[Dataset rows for apps and sites]

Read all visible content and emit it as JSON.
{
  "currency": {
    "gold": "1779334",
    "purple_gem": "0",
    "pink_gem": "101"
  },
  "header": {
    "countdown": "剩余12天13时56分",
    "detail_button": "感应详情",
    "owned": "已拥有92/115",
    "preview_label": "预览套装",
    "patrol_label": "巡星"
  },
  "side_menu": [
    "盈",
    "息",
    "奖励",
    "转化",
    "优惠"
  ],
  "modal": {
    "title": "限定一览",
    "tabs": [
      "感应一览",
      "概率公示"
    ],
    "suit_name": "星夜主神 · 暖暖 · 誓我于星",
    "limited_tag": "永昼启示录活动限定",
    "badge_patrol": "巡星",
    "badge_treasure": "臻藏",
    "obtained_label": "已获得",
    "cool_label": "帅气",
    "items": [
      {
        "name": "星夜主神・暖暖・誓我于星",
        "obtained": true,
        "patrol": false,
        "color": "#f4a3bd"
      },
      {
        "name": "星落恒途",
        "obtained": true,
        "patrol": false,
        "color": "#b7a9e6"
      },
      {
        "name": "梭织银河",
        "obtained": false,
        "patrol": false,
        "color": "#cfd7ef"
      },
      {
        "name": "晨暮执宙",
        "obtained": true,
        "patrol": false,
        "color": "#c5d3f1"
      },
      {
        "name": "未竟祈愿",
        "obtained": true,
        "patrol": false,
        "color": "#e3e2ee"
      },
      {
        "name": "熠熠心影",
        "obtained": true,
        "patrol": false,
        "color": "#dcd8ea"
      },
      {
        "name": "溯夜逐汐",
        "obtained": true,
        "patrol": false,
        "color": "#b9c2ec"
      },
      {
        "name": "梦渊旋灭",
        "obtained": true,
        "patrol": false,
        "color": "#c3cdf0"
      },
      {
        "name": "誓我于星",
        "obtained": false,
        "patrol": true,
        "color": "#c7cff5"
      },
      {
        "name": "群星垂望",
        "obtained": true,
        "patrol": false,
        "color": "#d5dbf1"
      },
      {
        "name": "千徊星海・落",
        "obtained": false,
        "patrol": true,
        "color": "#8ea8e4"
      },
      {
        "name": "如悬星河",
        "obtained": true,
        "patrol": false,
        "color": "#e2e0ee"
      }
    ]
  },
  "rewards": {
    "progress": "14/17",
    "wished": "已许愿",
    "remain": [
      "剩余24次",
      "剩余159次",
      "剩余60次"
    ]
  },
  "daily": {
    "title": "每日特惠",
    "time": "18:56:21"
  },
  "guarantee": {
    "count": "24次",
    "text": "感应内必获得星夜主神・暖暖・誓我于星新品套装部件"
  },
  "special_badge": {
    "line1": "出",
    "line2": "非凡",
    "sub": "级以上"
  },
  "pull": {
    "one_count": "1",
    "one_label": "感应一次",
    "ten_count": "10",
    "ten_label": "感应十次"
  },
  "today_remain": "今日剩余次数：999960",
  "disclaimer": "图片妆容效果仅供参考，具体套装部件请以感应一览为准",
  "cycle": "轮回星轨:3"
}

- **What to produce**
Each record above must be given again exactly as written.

- **Result of the task**
Read all visible content and emit it as JSON.
{
  "currency": {
    "gold": "1779334",
    "purple_gem": "0",
    "pink_gem": "101"
  },
  "header": {
    "countdown": "剩余12天13时56分",
    "detail_button": "感应详情",
    "owned": "已拥有92/115",
    "preview_label": "预览套装",
    "patrol_label": "巡星"
  },
  "side_menu": [
    "盈",
    "息",
    "奖励",
    "转化",
    "优惠"
  ],
  "modal": {
    "title": "限定一览",
    "tabs": [
      "感应一览",
      "概率公示"
    ],
    "suit_name": "星夜主神 · 暖暖 · 誓我于星",
    "limited_tag": "永昼启示录活动限定",
    "badge_patrol": "巡星",
    "badge_treasure": "臻藏",
    "obtained_label": "已获得",
    "cool_label": "帅气",
    "items": [
      {
        "name": "星夜主神・暖暖・誓我于星",
        "obtained": true,
        "patrol": false,
        "color": "#f4a3bd"
      },
      {
        "name": "星落恒途",
        "obtained": true,
        "patrol": false,
        "color": "#b7a9e6"
      },
      {
        "name": "梭织银河",
        "obtained": false,
        "patrol": false,
        "color": "#cfd7ef"
      },
      {
        "name": "晨暮执宙",
        "obtained": true,
        "patrol": false,
        "color": "#c5d3f1"
      },
      {
        "name": "未竟祈愿",
        "obtained": true,
        "patrol": false,
        "color": "#e3e2ee"
      },
      {
        "name": "熠熠心影",
        "obtained": true,
        "patrol": false,
        "color": "#dcd8ea"
      },
      {
        "name": "溯夜逐汐",
        "obtained": true,
        "patrol": false,
        "color": "#b9c2ec"
      },
      {
        "name": "梦渊旋灭",
        "obtained": true,
        "patrol": false,
        "color": "#c3cdf0"
      },
      {
        "name": "誓我于星",
        "obtained": false,
        "patrol": true,
        "color": "#c7cff5"
      },
      {
        "name": "群星垂望",
        "obtained": true,
        "patrol": false,
        "color": "#d5dbf1"
      },
      {
        "name": "千徊星海・落",
        "obtained": false,
        "patrol": true,
        "color": "#8ea8e4"
      },
      {
        "name": "如悬星河",
        "obtained": true,
        "patrol": false,
        "color": "#e2e0ee"
      }
    ]
  },
  "rewards": {
    "progress": "14/17",
    "wished": "已许愿",
    "remain": [
      "剩余24次",
      "剩余159次",
      "剩余60次"
    ]
  },
  "daily": {
    "title": "每日特惠",
    "time": "18:56:21"
  },
  "guarantee": {
    "count": "24次",
    "text": "感应内必获得星夜主神・暖暖・誓我于星新品套装部件"
  },
  "special_badge": {
    "line1": "出",
    "line2": "非凡",
    "sub": "级以上"
  },
  "pull": {
    "one_count": "1",
    "one_label": "感应一次",
    "ten_count": "10",
    "ten_label": "感应十次"
  },
  "today_remain": "今日剩余次数：999960",
  "disclaimer": "图片妆容效果仅供参考，具体套装部件请以感应一览为准",
  "cycle": "轮回星轨:3"
}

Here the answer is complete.